───── PROVIDED ENTRIES

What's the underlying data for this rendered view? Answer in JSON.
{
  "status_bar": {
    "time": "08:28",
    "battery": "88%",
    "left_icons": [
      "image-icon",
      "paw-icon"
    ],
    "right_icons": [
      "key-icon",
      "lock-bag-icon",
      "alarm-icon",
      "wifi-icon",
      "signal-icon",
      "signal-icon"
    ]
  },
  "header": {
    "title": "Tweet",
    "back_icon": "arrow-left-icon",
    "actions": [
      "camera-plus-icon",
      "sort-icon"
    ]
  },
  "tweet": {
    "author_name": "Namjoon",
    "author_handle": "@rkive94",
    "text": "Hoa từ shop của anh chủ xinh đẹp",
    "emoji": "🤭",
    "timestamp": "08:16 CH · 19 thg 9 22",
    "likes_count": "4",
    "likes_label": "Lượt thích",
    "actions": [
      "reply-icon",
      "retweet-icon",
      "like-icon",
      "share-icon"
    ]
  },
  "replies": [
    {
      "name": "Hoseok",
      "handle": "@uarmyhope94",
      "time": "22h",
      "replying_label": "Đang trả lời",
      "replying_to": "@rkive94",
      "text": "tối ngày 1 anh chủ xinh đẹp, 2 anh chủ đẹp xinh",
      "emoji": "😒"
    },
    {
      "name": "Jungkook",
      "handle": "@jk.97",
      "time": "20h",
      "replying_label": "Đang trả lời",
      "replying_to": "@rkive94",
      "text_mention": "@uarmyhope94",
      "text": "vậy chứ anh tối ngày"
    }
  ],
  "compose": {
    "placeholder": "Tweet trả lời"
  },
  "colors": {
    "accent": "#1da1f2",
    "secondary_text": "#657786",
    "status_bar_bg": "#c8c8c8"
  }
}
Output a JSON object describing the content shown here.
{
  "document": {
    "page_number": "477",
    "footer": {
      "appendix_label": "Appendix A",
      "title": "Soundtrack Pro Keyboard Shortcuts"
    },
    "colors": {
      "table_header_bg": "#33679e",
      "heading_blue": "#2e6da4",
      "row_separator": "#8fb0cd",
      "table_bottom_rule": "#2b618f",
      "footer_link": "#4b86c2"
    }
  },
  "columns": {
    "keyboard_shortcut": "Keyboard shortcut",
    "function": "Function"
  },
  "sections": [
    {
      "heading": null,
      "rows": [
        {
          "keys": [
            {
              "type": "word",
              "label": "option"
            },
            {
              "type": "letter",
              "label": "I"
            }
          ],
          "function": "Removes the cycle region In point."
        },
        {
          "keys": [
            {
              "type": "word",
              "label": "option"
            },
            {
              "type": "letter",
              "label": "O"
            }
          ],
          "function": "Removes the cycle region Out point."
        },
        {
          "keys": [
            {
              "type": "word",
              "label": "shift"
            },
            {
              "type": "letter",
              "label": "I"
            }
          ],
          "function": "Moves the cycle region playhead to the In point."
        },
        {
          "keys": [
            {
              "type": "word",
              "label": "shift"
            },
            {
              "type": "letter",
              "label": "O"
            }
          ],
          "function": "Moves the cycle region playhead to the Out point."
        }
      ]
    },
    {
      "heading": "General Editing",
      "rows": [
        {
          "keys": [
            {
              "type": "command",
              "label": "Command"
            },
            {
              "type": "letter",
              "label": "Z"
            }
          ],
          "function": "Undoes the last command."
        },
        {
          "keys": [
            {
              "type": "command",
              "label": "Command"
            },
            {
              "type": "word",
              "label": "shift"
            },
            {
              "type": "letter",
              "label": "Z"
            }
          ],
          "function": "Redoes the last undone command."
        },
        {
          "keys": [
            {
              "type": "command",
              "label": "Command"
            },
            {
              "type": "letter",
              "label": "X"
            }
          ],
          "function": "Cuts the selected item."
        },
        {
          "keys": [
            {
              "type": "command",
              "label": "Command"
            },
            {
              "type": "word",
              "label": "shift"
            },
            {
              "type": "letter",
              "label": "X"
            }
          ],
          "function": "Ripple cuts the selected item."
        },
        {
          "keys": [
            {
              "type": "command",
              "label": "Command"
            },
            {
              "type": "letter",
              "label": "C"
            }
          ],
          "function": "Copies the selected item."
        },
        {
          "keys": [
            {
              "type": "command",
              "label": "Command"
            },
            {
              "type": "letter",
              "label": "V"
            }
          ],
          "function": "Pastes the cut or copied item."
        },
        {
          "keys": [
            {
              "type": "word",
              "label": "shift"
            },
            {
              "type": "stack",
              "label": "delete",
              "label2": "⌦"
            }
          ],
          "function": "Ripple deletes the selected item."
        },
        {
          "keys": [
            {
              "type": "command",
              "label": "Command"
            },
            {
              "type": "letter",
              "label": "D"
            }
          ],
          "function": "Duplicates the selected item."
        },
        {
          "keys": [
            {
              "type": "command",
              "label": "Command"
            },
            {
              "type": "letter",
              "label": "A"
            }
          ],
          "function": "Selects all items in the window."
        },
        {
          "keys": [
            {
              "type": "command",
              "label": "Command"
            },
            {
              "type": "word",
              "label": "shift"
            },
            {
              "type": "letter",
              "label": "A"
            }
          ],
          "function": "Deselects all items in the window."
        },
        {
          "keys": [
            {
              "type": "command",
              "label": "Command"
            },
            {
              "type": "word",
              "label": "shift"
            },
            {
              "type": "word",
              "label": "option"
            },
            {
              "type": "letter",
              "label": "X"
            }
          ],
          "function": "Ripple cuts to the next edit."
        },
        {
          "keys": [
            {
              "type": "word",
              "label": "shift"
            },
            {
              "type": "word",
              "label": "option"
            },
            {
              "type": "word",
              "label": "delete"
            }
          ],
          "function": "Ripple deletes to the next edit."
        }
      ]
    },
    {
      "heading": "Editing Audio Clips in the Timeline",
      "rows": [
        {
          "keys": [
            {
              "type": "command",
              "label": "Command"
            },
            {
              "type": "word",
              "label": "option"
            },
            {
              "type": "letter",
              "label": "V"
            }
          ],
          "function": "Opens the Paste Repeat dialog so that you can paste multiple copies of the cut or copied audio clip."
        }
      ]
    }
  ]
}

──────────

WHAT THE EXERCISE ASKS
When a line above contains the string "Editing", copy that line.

RESULT OF THE EXERCISE
      "heading": "General Editing",
      "heading": "Editing Audio Clips in the Timeline",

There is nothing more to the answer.